++++ Material provided ++++

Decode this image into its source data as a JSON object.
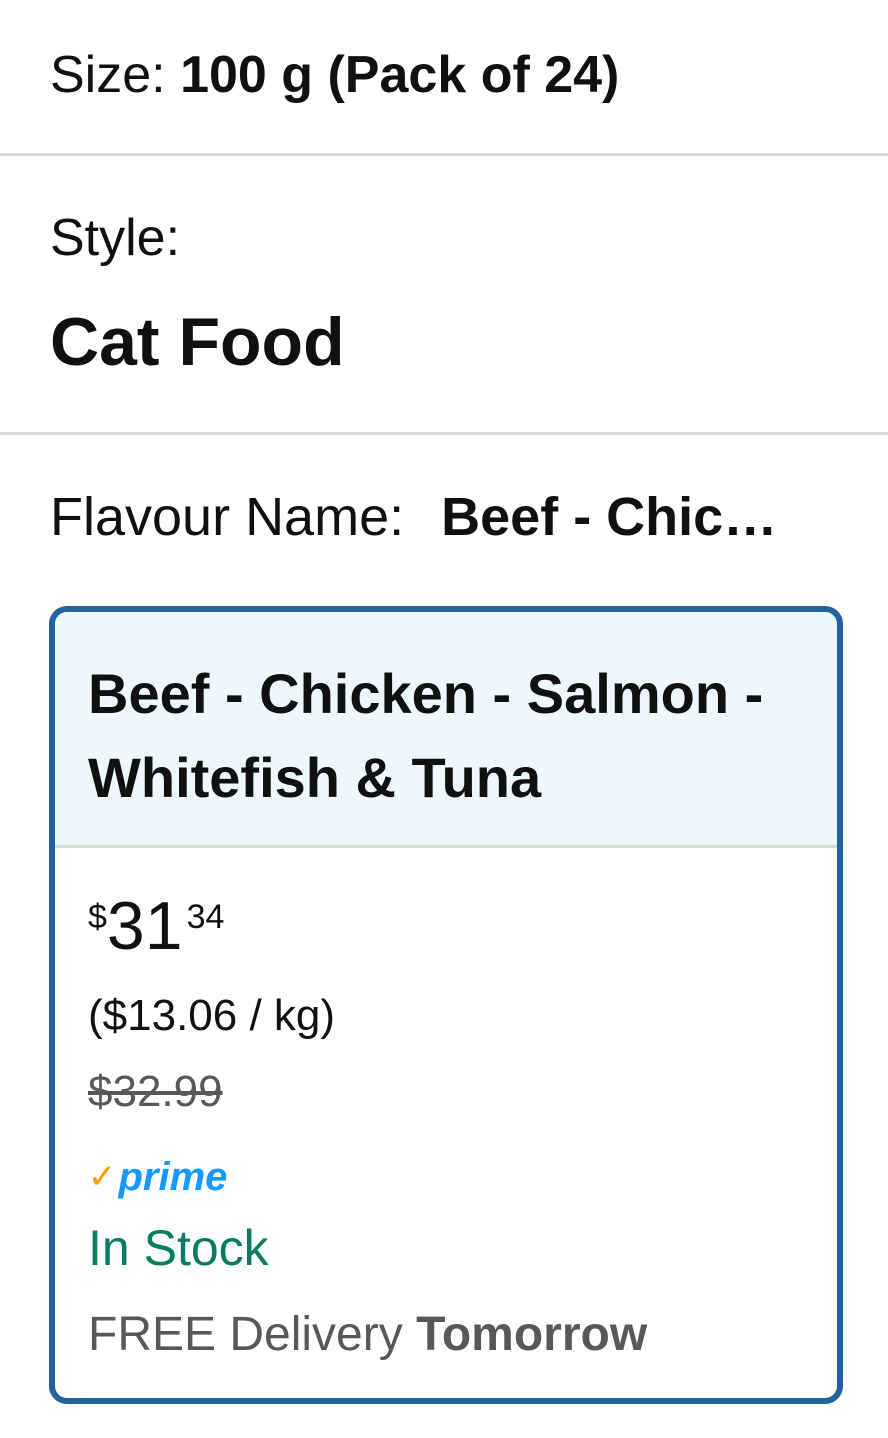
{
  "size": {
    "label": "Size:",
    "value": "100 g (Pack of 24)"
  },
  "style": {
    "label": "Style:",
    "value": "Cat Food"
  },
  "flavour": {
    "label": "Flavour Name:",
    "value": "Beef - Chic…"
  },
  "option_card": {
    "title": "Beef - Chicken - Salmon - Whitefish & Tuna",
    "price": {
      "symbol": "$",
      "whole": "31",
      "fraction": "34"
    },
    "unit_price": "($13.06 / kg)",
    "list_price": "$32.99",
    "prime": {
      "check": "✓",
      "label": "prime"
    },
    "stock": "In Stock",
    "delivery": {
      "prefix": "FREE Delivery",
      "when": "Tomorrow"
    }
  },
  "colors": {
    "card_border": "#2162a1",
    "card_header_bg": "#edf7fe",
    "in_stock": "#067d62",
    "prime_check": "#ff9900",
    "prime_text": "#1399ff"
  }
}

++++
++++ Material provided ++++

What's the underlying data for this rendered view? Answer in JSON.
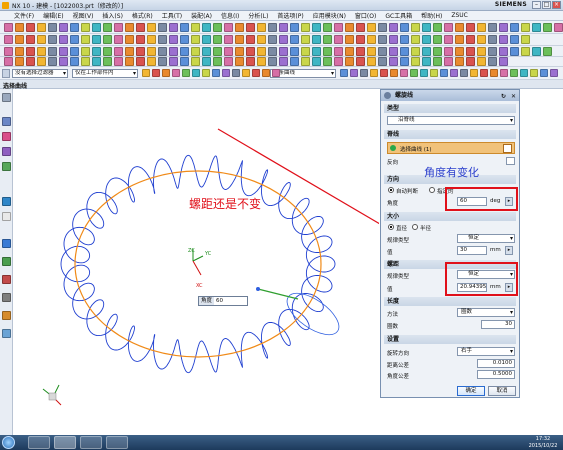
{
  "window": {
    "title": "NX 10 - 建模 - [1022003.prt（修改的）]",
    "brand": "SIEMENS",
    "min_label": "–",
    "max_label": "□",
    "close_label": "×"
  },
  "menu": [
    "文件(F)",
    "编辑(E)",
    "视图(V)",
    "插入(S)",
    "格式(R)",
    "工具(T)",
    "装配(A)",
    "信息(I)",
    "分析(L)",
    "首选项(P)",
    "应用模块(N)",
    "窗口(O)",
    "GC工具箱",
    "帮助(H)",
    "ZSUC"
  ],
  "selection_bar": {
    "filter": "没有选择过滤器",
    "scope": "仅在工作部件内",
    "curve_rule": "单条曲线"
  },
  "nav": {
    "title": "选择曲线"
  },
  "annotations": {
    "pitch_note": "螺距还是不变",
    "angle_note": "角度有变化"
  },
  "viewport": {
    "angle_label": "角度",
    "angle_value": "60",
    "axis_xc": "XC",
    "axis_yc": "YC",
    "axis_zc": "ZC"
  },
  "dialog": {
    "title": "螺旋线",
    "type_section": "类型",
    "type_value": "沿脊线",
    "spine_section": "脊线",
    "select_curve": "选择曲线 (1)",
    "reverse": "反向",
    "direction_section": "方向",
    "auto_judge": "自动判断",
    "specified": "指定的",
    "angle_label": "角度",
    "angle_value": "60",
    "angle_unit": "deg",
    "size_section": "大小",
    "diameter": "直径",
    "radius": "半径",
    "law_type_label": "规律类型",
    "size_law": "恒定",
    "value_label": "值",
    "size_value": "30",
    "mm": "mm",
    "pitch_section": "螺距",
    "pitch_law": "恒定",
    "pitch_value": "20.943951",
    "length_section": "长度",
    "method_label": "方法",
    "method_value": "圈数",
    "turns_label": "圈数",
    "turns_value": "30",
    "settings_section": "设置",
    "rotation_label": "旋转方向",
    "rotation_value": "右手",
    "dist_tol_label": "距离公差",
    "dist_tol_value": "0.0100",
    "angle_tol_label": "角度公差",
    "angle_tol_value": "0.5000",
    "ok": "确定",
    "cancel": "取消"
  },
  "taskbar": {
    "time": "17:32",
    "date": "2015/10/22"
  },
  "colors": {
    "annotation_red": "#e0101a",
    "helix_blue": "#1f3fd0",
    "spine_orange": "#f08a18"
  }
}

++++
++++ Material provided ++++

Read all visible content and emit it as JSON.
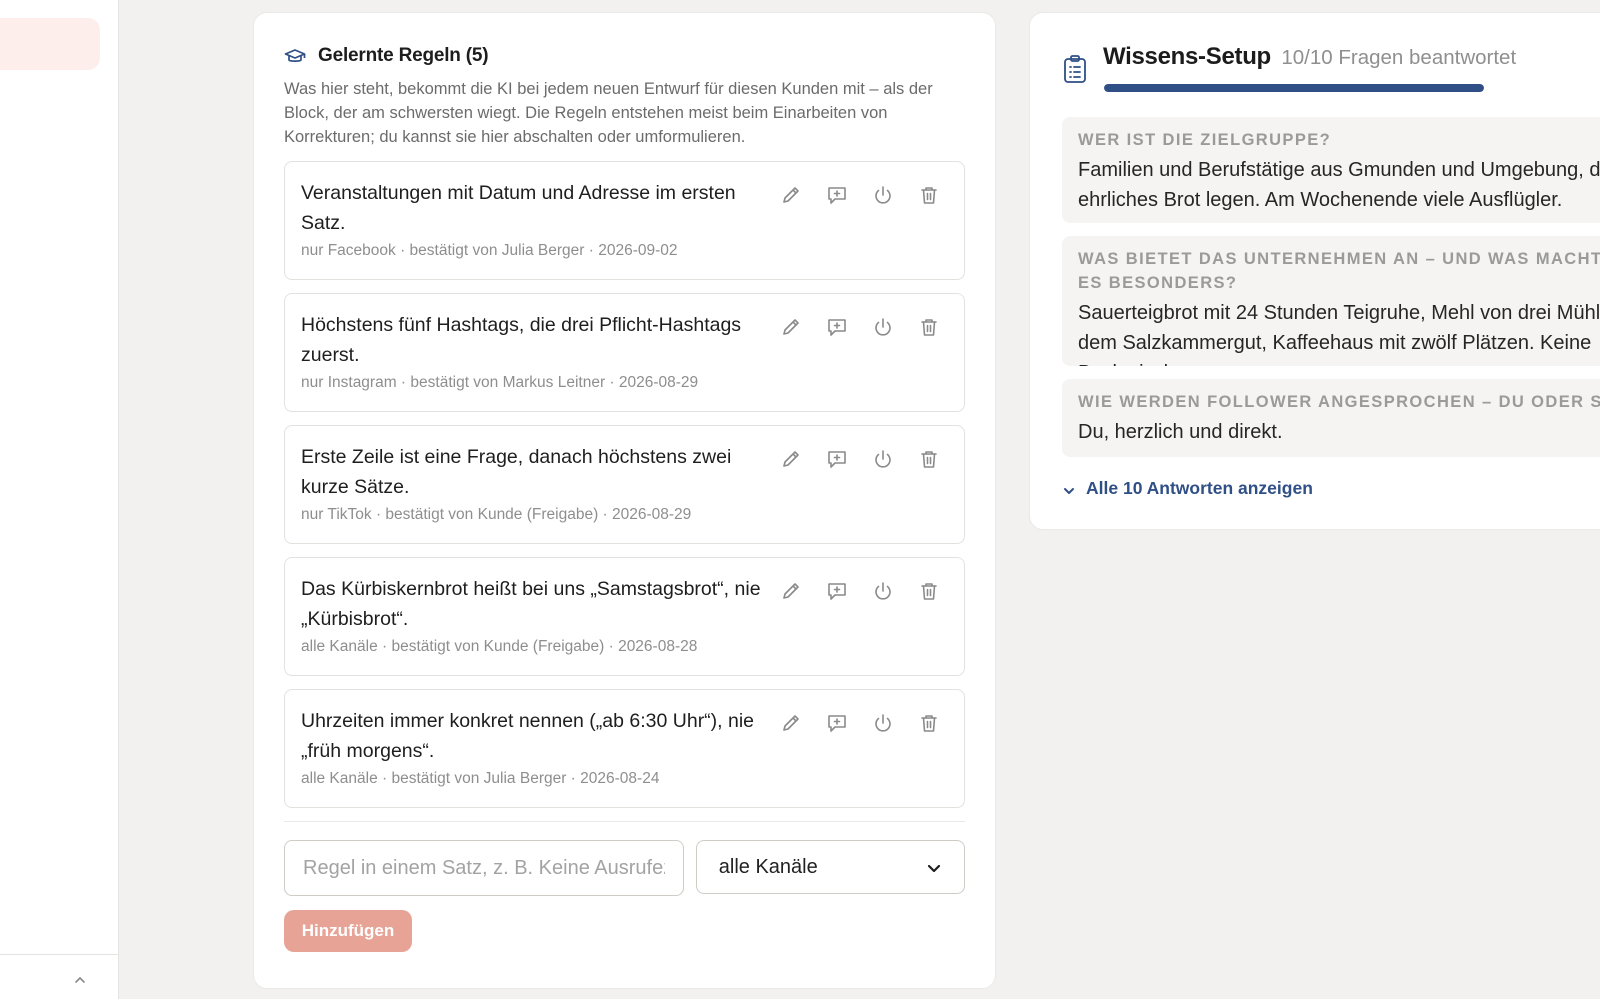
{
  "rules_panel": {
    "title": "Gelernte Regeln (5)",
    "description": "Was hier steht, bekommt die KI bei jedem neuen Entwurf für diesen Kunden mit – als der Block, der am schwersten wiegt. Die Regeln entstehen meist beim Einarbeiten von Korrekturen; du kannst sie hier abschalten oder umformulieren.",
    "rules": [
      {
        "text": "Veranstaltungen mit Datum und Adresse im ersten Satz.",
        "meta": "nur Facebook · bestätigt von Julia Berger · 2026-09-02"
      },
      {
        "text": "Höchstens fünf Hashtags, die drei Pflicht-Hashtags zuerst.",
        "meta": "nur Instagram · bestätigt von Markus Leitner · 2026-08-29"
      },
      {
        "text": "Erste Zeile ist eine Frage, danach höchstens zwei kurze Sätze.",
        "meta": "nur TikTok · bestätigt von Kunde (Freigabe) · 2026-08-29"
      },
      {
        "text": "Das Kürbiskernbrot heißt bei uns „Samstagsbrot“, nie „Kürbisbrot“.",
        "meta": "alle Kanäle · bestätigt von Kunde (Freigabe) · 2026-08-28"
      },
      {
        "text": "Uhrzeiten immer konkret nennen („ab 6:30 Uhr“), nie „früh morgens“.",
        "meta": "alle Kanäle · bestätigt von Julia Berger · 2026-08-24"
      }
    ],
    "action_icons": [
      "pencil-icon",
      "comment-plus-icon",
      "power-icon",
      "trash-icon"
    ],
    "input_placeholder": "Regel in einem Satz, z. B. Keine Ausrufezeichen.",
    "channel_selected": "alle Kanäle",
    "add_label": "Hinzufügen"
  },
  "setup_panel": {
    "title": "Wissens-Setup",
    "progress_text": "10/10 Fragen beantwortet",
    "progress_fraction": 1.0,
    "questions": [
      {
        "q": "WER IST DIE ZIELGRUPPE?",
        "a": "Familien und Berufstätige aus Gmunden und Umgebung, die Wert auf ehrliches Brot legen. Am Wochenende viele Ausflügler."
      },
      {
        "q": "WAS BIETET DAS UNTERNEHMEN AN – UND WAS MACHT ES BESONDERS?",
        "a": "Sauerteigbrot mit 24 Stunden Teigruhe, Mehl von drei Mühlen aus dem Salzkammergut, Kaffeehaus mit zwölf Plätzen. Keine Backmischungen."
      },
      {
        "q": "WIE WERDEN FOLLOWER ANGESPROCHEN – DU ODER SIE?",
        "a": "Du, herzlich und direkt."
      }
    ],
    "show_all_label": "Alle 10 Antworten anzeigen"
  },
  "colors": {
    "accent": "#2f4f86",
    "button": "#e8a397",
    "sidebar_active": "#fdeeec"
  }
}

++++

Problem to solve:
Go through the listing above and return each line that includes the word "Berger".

The answer:
        "meta": "nur Facebook · bestätigt von Julia Berger · 2026-09-02"
        "meta": "alle Kanäle · bestätigt von Julia Berger · 2026-08-24"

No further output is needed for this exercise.